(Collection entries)

☆ ☆ ☆ ☆

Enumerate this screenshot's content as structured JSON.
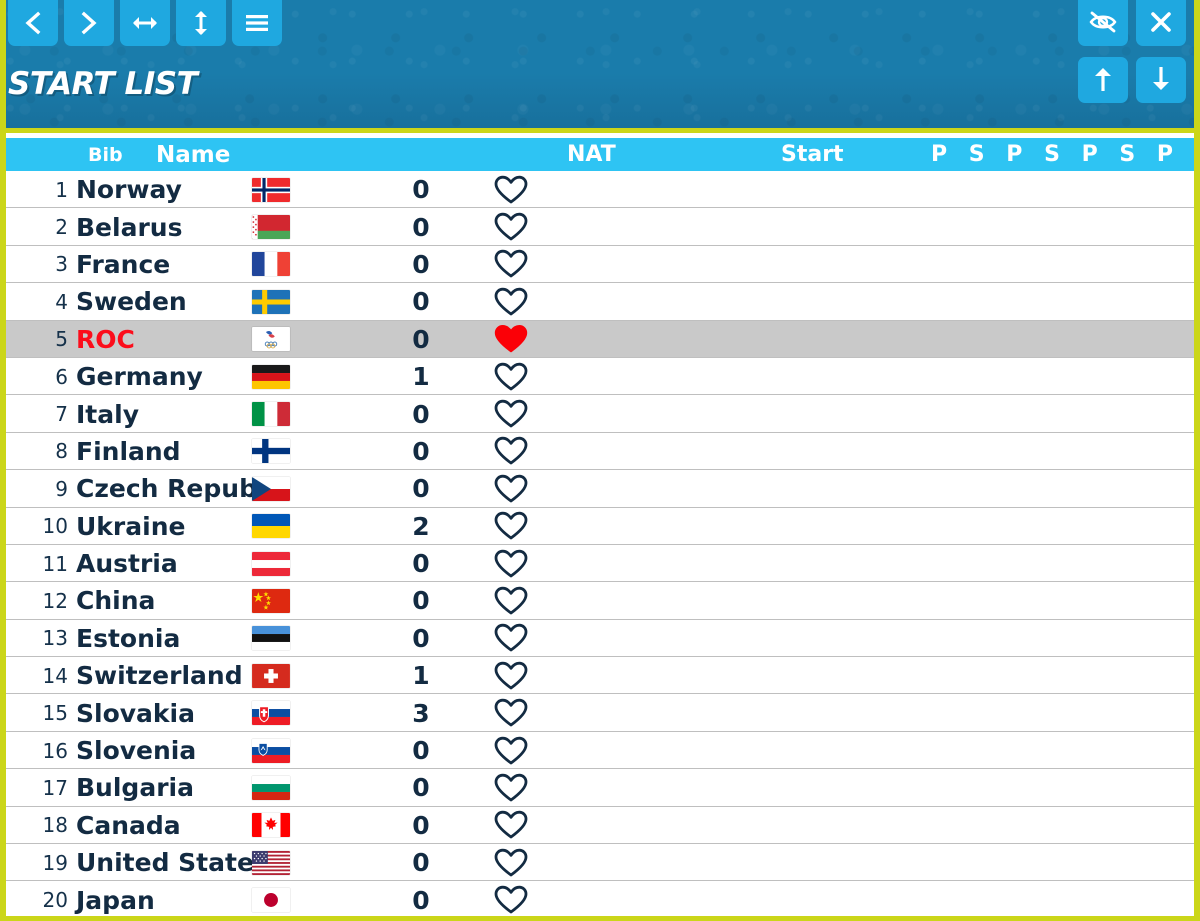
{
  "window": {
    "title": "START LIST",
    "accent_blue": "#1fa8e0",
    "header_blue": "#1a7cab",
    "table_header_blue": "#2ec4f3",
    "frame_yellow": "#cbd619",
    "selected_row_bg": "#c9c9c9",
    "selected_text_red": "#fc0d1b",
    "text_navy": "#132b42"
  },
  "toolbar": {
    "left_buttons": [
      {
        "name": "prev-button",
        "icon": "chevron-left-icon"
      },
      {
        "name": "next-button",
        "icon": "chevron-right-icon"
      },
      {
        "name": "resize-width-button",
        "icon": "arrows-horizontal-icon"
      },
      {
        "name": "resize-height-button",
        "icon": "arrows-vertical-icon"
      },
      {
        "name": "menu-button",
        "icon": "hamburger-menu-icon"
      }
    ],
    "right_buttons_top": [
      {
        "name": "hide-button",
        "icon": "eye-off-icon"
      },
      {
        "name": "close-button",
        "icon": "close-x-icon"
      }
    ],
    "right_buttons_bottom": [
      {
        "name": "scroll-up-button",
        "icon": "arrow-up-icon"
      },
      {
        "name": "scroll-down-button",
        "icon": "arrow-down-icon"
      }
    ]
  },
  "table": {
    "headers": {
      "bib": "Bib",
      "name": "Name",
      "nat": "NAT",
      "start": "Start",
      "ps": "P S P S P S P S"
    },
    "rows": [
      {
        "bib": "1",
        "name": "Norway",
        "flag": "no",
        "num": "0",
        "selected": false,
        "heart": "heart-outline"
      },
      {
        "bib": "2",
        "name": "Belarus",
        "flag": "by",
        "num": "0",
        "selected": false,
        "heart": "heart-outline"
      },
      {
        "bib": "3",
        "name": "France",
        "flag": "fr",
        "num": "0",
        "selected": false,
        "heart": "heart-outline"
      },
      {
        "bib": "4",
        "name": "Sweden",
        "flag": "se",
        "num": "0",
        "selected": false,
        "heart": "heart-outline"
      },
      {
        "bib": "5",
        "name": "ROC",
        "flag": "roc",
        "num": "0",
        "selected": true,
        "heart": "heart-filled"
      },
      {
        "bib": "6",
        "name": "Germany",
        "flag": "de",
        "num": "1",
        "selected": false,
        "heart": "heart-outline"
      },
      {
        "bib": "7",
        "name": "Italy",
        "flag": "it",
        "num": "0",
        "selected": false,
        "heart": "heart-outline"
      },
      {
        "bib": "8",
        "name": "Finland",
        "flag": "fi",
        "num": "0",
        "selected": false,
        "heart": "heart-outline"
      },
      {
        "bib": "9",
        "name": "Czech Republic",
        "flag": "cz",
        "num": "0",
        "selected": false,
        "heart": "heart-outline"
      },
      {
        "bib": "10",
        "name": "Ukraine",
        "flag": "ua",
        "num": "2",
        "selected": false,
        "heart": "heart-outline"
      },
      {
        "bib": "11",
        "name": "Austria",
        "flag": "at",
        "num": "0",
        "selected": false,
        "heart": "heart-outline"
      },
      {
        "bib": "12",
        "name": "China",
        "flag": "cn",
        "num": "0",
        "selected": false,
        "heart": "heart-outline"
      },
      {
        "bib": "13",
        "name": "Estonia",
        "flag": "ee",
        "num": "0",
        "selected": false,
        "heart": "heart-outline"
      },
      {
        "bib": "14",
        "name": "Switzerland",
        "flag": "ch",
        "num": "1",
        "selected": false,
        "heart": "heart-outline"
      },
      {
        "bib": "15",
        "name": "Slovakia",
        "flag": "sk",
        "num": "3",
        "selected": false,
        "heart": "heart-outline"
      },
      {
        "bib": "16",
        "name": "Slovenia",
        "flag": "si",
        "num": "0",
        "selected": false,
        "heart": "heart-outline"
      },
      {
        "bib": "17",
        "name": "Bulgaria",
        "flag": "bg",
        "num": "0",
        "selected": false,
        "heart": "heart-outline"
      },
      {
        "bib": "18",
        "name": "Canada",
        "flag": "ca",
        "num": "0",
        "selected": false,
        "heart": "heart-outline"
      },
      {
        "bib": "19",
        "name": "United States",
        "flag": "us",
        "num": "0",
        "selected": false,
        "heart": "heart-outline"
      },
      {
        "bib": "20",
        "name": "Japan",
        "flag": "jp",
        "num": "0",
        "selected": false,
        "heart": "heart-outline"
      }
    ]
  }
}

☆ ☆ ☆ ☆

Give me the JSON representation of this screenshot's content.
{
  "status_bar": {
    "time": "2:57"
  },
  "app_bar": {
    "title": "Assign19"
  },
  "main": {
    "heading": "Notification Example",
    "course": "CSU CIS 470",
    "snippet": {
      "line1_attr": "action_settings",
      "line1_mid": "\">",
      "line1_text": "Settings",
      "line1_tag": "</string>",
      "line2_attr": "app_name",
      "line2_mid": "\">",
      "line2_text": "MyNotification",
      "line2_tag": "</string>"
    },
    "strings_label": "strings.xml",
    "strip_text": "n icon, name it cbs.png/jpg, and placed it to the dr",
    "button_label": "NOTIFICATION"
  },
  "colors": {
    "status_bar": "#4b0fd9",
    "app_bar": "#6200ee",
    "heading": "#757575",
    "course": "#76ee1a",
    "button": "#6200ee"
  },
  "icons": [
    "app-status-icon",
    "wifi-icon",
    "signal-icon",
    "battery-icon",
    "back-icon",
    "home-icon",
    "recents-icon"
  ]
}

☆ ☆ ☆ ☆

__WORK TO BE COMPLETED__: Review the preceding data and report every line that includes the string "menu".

__RESULT FOR THIS EXERCISE__:
        "name": "menu-button",
        "icon": "hamburger-menu-icon"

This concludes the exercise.